Scientific Name: Agelaius phoeniceus
Diet: Red-Winged Blackbirds are omnivores. They eat mostly seeds and insects, and They eat more insects in summer and more seeds in winter. About 75% of the Red-Winged Blackbird’s diet is seeds. They also eat mollusks, fruit, worms, and spiders.
Habitat: The Red-Winged Blackbird inhabits a variety of wetlands including ponds, swamps, and freshwater and saltwater marshes. They also live in fields, meadows, pastures, orchards, and suburban areas.
Range: Red-Winged Blackbirds live in almost all of Washington year round, but in the north-eastern corner they can only be found during the summer. They live across most of the U.S. year round, and in the northern U.S. and most of Canada during the breeding season.
Sound: The Red-Winged Blackbird’s song is a scratchy whistle that sounds like chur-leeeeee!
Nesting: Red-Winged Blackbirds nest in marshes and ponds and place their nests among the vegetation. The nest is made of cattail and rush stems, leaves, and mud, and it is lined with grass. When the nest is finished it is 4 to 7 inches across. Red-Winged Blackbirds breed from March to July, and there can be up to 15 female Red-Winged Blackbirds in a single Male’s nesting territory! They lay 3 to 5 eggs which the female incubates for 11 or 12 days.

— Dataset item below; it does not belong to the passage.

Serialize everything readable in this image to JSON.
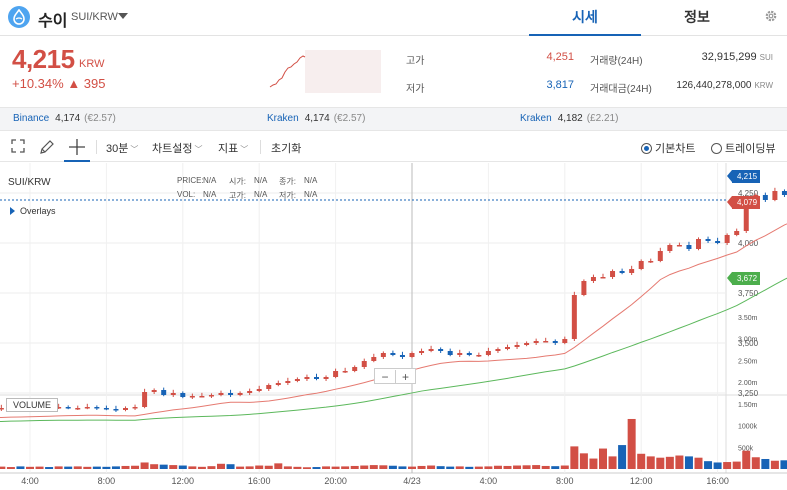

Behavior: Red-Winged Blackbirds travel in large flocks outside the breeding season, but even during the breeding season they nest in loose colonies. They forage on the ground and in shrubs and trees.
Description/field marks: Male Red-Winged Blackbirds are black all over except on the shoulder. On the shoulders the males have bright orangish red with a yellow line under the orangish red. The females are brown, and they are streaked with dark brown, light brown, and some black all over and especially on the underside. Both the males and the females have black feet, bills, and eyes. Red-Winged Blackbirds are about 7 to 9 inches long, and have wingspans of about 12 to 16 inches.
How To Attract: To attract Red-Winged Blackbirds put out a seed feeder or a suet feeder.